>>>

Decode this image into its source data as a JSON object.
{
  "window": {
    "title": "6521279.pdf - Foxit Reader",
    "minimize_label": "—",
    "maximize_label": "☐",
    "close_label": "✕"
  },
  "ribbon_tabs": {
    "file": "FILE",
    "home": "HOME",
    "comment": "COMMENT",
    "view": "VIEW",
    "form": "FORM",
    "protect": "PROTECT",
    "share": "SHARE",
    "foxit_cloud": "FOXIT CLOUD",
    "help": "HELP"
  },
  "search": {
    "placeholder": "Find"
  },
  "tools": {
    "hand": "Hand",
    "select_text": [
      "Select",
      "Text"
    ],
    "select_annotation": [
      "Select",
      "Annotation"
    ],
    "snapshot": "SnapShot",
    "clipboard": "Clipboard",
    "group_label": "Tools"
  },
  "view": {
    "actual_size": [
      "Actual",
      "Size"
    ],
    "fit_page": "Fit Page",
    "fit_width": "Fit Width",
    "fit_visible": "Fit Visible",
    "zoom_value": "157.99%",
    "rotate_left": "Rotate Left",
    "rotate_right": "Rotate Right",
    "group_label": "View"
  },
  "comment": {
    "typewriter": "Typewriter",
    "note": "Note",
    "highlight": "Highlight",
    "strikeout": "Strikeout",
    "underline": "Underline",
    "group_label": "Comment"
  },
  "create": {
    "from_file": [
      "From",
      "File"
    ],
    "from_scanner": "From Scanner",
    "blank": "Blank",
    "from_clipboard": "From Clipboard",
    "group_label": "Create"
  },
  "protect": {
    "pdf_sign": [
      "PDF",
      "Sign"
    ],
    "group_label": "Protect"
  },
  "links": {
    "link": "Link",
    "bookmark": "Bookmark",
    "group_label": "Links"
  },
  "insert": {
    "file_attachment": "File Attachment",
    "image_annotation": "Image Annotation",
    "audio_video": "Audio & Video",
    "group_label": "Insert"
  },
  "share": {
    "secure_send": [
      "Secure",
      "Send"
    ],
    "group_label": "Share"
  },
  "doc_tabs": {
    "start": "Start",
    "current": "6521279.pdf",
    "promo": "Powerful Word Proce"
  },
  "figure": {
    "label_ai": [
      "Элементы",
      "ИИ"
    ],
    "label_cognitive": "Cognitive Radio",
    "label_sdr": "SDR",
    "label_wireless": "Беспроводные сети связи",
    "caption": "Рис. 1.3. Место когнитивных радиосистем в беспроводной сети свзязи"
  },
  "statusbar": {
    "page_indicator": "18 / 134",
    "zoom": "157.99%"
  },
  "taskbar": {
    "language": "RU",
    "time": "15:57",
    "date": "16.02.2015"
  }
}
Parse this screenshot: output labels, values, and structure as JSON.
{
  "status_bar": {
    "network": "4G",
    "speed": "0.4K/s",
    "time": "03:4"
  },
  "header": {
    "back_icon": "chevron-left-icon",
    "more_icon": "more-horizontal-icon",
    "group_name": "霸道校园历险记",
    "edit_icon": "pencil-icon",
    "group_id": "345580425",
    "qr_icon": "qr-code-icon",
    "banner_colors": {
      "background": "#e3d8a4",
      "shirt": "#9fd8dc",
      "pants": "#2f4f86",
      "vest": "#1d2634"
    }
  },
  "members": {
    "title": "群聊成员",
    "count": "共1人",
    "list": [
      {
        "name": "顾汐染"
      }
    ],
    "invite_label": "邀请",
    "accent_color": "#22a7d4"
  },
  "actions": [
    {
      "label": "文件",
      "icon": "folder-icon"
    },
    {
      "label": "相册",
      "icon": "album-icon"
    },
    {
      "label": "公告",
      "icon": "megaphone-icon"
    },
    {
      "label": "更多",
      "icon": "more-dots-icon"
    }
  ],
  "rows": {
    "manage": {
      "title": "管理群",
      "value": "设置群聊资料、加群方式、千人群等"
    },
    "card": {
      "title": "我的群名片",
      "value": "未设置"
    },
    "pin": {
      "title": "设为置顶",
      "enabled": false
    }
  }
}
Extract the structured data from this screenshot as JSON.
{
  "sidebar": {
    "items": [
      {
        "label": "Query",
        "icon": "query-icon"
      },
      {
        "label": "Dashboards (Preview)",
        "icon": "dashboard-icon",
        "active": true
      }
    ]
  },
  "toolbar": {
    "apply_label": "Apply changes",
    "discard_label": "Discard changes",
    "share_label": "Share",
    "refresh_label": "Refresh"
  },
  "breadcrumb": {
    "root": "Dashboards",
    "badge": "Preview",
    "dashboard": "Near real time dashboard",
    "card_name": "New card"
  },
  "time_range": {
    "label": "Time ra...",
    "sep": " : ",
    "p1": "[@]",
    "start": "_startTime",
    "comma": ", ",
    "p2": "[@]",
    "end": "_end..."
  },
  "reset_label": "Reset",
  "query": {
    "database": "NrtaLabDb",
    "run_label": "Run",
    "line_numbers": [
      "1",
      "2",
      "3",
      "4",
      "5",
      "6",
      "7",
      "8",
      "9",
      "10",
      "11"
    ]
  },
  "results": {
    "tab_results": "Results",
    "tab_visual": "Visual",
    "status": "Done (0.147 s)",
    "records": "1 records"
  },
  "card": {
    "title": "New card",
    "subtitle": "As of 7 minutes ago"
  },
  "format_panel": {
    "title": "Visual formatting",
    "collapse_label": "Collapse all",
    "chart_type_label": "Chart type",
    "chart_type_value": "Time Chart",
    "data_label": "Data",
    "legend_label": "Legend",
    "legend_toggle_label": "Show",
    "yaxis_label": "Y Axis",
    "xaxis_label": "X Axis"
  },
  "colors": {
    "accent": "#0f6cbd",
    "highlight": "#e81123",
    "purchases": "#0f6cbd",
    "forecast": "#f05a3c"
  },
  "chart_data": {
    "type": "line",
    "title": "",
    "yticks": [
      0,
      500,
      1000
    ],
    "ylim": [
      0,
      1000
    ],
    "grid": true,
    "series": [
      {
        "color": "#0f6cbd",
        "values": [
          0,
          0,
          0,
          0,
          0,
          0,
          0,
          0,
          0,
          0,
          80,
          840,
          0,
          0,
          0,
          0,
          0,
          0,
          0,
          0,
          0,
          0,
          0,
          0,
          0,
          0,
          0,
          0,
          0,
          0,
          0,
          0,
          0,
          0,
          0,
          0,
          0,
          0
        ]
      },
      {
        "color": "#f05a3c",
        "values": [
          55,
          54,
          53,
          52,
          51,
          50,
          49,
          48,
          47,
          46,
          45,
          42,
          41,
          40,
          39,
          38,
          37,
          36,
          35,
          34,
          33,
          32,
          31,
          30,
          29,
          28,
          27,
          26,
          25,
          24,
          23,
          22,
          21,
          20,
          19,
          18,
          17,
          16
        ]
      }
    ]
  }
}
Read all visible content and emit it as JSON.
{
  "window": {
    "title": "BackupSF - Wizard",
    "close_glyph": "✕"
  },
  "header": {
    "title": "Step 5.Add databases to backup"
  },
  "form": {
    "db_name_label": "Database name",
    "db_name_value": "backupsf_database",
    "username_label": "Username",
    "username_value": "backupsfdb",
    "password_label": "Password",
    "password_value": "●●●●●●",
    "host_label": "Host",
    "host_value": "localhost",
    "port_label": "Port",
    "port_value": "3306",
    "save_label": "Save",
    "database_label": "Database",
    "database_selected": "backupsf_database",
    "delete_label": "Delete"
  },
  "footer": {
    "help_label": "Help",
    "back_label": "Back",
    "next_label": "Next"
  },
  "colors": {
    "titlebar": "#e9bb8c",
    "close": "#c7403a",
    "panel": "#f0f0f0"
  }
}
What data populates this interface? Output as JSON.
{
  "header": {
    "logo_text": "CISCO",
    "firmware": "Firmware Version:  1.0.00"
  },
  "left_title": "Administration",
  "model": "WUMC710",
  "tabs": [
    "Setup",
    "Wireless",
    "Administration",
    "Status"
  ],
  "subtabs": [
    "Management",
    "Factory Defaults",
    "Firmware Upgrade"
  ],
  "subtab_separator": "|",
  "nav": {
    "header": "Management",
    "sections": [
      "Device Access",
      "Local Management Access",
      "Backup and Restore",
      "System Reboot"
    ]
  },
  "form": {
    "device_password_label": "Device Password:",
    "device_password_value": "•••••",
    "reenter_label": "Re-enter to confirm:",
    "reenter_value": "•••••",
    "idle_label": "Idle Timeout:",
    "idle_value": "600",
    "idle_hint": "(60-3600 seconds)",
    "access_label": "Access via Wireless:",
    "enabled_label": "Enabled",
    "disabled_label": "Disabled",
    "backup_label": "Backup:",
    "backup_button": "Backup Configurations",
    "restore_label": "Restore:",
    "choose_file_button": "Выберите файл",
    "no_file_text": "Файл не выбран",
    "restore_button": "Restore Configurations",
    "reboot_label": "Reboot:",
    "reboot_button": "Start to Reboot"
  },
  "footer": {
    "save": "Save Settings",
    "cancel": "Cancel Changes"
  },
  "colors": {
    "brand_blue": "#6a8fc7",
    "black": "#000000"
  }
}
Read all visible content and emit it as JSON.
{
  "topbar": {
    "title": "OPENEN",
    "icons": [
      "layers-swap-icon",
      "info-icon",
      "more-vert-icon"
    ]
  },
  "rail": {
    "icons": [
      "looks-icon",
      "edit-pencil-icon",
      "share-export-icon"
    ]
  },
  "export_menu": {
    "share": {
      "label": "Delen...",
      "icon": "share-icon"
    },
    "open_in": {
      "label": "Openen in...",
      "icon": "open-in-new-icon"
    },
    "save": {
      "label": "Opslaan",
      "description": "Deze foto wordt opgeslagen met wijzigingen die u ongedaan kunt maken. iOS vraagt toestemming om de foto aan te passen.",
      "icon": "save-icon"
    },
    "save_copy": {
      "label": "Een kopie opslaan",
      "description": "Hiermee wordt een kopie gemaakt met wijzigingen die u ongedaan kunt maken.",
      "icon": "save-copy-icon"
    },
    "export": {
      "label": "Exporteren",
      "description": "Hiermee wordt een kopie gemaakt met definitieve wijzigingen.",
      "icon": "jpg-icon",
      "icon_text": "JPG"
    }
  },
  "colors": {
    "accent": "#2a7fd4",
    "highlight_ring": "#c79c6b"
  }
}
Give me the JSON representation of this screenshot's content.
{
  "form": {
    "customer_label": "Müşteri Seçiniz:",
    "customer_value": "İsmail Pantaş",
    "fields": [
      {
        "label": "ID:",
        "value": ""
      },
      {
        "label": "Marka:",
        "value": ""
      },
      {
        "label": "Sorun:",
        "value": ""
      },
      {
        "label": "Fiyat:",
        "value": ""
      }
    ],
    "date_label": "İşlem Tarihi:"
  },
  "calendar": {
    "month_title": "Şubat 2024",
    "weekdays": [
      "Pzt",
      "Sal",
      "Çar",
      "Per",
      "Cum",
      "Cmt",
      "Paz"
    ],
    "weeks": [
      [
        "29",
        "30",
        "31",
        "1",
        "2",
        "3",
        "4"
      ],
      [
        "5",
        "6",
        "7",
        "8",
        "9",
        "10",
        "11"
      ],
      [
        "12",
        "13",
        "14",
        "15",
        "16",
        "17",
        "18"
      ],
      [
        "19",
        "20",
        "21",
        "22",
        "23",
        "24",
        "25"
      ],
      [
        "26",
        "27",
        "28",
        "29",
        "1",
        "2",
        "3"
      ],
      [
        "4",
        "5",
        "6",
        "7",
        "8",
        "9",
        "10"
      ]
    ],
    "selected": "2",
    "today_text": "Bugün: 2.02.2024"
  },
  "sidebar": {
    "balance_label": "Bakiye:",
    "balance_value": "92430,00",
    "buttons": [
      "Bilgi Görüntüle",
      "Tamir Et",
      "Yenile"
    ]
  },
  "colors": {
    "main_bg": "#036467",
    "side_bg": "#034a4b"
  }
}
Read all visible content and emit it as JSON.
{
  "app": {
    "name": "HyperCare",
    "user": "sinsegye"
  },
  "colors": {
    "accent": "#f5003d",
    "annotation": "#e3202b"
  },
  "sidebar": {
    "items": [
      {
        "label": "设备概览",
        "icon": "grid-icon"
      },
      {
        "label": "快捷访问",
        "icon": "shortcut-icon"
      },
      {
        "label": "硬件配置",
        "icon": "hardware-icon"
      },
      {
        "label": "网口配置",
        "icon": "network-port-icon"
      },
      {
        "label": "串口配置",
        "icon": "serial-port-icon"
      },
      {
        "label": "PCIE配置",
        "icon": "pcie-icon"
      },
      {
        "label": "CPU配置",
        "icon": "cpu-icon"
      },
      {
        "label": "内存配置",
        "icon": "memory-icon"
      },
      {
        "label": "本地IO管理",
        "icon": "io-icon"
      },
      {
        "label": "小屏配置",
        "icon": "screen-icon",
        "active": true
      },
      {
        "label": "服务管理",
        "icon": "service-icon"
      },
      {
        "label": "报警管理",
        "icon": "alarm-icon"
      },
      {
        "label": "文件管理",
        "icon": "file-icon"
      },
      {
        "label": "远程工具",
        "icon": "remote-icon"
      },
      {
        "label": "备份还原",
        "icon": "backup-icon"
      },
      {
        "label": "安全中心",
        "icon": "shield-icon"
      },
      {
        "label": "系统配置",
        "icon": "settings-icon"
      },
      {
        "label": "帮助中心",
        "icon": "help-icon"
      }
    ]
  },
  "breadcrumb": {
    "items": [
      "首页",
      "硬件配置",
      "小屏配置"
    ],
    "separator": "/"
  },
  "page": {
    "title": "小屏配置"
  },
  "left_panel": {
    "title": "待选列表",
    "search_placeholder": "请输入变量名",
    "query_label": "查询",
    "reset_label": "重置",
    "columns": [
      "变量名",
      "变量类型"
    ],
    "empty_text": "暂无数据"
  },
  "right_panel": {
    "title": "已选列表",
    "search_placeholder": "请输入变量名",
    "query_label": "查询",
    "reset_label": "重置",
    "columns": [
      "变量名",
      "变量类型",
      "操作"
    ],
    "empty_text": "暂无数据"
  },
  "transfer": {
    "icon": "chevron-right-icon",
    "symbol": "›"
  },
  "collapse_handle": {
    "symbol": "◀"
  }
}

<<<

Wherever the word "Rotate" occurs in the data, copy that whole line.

#### Exercise solution
    "rotate_left": "Rotate Left",
    "rotate_right": "Rotate Right",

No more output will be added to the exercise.